Posted 8/30/2021

Sister Boniface tells about German prisoners working at Ladyglen farm

Turkey Farm at Nazareth HallTurkey Farm at Nazareth Hall With Hitler on the rampage in Europe, Americans were conscious of the imminence of the war which became a reality with the bombing of Pearl Harbor by the Japanese. The stark reality of war was brought home to individual nuns who lost brothers and relatives.

World War II became a reality to the Ursulines Community also when German prisoners of war, residing at Camp Perry, came to work at the Ladyglen farm under the supervision of Sister Boniface.

The following story was shared with Sister Lelia by Sister Boniface.

When the word came to Ladyglen that prisoners of war were available to help with the farm work, Mother Pulcheria and I went to Camp Perry in Oak Harbor, where the prisoners resided, to talk with the commanding officer.
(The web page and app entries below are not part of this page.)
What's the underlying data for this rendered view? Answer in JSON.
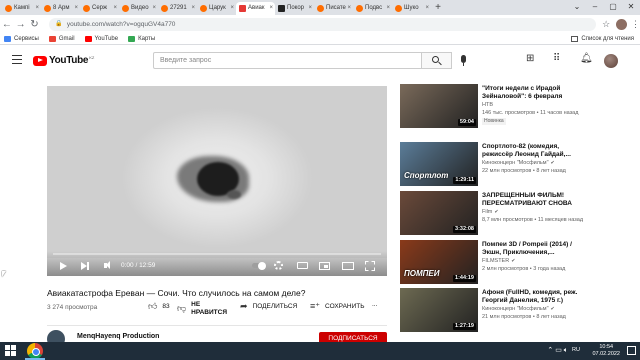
{
  "browser": {
    "tabs": [
      {
        "label": "Кампі",
        "icon": "orange"
      },
      {
        "label": "8 Арм",
        "icon": "orange"
      },
      {
        "label": "Серж",
        "icon": "orange"
      },
      {
        "label": "Видео",
        "icon": "orange"
      },
      {
        "label": "27291",
        "icon": "orange"
      },
      {
        "label": "Царук",
        "icon": "orange"
      },
      {
        "label": "Авиак",
        "icon": "youtube",
        "active": true
      },
      {
        "label": "Покор",
        "icon": "l"
      },
      {
        "label": "Писате",
        "icon": "orange"
      },
      {
        "label": "Подвс",
        "icon": "orange"
      },
      {
        "label": "Шуко",
        "icon": "orange"
      }
    ],
    "new_tab": "+",
    "url": "youtube.com/watch?v=ogquGV4a770",
    "bookmarks": [
      {
        "label": "Сервисы",
        "color": "#4285f4"
      },
      {
        "label": "Gmail",
        "color": "#ea4335"
      },
      {
        "label": "YouTube",
        "color": "#ff0000"
      },
      {
        "label": "Карты",
        "color": "#34a853"
      }
    ],
    "reading_list": "Список для чтения"
  },
  "youtube": {
    "logo_text": "YouTube",
    "country_code": "KZ",
    "search_placeholder": "Введите запрос"
  },
  "video": {
    "time": "0:00 / 12:59",
    "progress": 0.0,
    "title": "Авиакатастрофа Ереван — Сочи. Что случилось на самом деле?",
    "views": "3 274 просмотра",
    "likes": "83",
    "dislike_line1": "НЕ",
    "dislike_line2": "НРАВИТСЯ",
    "share": "ПОДЕЛИТЬСЯ",
    "save": "СОХРАНИТЬ",
    "more": "...",
    "channel": "MenqHayenq Production",
    "subscribe": "ПОДПИСАТЬСЯ"
  },
  "recommendations": [
    {
      "title": "\"Итоги недели с Ирадой Зейналовой\": 6 февраля 202...",
      "channel": "НТВ",
      "views": "146 тыс. просмотров",
      "age": "11 часов назад",
      "badge": "Новинка",
      "duration": "59:04",
      "thumb_color": "#7a6a5a",
      "thumb_text": ""
    },
    {
      "title": "Спортлото-82 (комедия, режиссёр Леонид Гайдай,...",
      "channel": "Киноконцерн \"Мосфильм\"",
      "views": "22 млн просмотров",
      "age": "8 лет назад",
      "badge": "",
      "duration": "1:29:11",
      "thumb_color": "#5b7d99",
      "thumb_text": "Спортлот"
    },
    {
      "title": "ЗАПРЕЩЕННЫЙ ФИЛЬМ! ПЕРЕСМАТРИВАЮТ СНОВА ...",
      "channel": "Film",
      "views": "8,7 млн просмотров",
      "age": "11 месяцев назад",
      "badge": "",
      "duration": "3:32:08",
      "thumb_color": "#6b4a3a",
      "thumb_text": ""
    },
    {
      "title": "Помпеи 3D / Pompeii (2014) / Экшн, Приключения,...",
      "channel": "FILMSTER",
      "views": "2 млн просмотров",
      "age": "3 года назад",
      "badge": "",
      "duration": "1:44:19",
      "thumb_color": "#8a3a1a",
      "thumb_text": "ПОМПЕИ"
    },
    {
      "title": "Афоня (FullHD, комедия, реж. Георгий Данелия, 1975 г.)",
      "channel": "Киноконцерн \"Мосфильм\"",
      "views": "21 млн просмотров",
      "age": "8 лет назад",
      "badge": "",
      "duration": "1:27:19",
      "thumb_color": "#6d6a52",
      "thumb_text": ""
    }
  ],
  "taskbar": {
    "lang": "RU",
    "time": "10:54",
    "date": "07.02.2022"
  }
}
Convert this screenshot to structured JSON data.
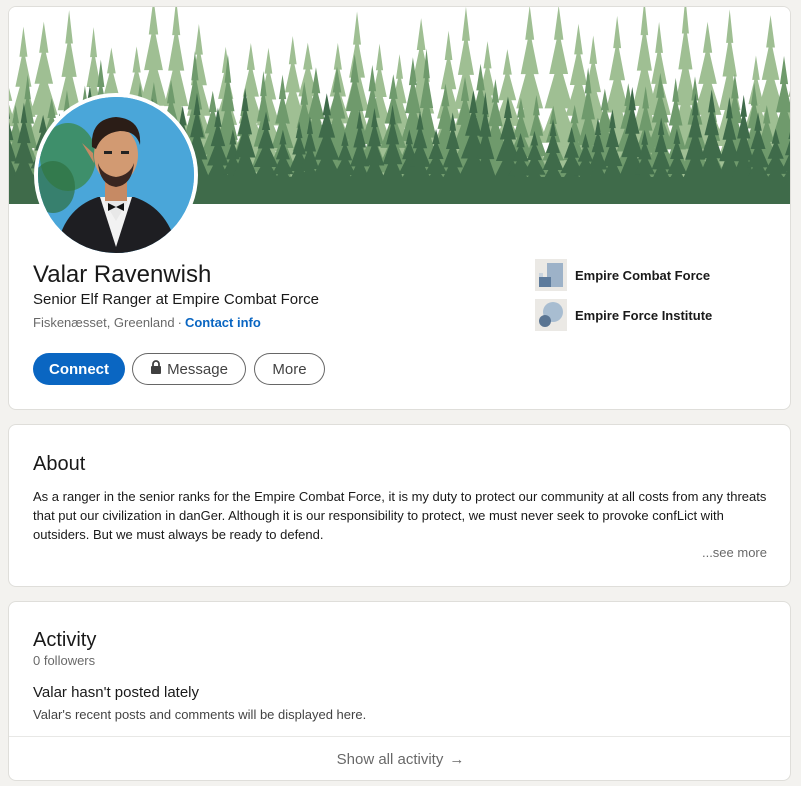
{
  "profile": {
    "name": "Valar Ravenwish",
    "headline": "Senior Elf Ranger at Empire Combat Force",
    "location": "Fiskenæsset, Greenland",
    "location_separator": "·",
    "contact_info": "Contact info",
    "buttons": {
      "connect": "Connect",
      "message": "Message",
      "more": "More"
    },
    "organizations": [
      {
        "name": "Empire Combat Force",
        "icon": "company-logo-icon"
      },
      {
        "name": "Empire Force Institute",
        "icon": "school-logo-icon"
      }
    ]
  },
  "about": {
    "title": "About",
    "text": "As a ranger in the senior ranks for the Empire Combat Force, it is my duty to protect our community at all costs from any threats that put our civilization in danGer. Although it is our responsibility to protect, we must never seek to provoke confLict with outsiders. But we must always be ready to defend.",
    "see_more": "...see more"
  },
  "activity": {
    "title": "Activity",
    "followers": "0 followers",
    "empty_title": "Valar hasn't posted lately",
    "empty_subtitle": "Valar's recent posts and comments will be displayed here.",
    "show_all": "Show all activity",
    "show_all_arrow": "→"
  },
  "colors": {
    "accent": "#0a66c2",
    "banner_dark": "#3f6b4a",
    "banner_light": "#9fbf93"
  }
}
It took one whole day to make arrangements, which included transportation to and from Oak Harbor. Seven men and one homesick 16 year old boy were to work on the farm for six weeks.

Because Ladyglen had only one farm hand -- the others being conscripted -- and one truck, we found the trip to Oak Harbor too time consuming, so Mother Pulcheria suggested that we go to Bowling Green to tell our story to the CO and to make other arrangements, if possible. The officers there were helpful, respectful and cordial. Surprisingly, the next thing we knew, the men were transferred to Bowling Green, where we picked them up each day at eight and returned them at four o’clock.

The first morning our man, Jim, said the prisoners did not speak a single word during the trip from Bowling Green to the farm. They got out of the truck quietly and stared at us.  I talked to the officers for a while and then, then looked the men over, shook hands and greeted each --- in German. Well, the miracles a common language can perform! The men smiled and gradually relaxed.

More of the story next month!

 

The material quoted here is taken from A Tree in the Valley by Sr. Lelia Mahoney.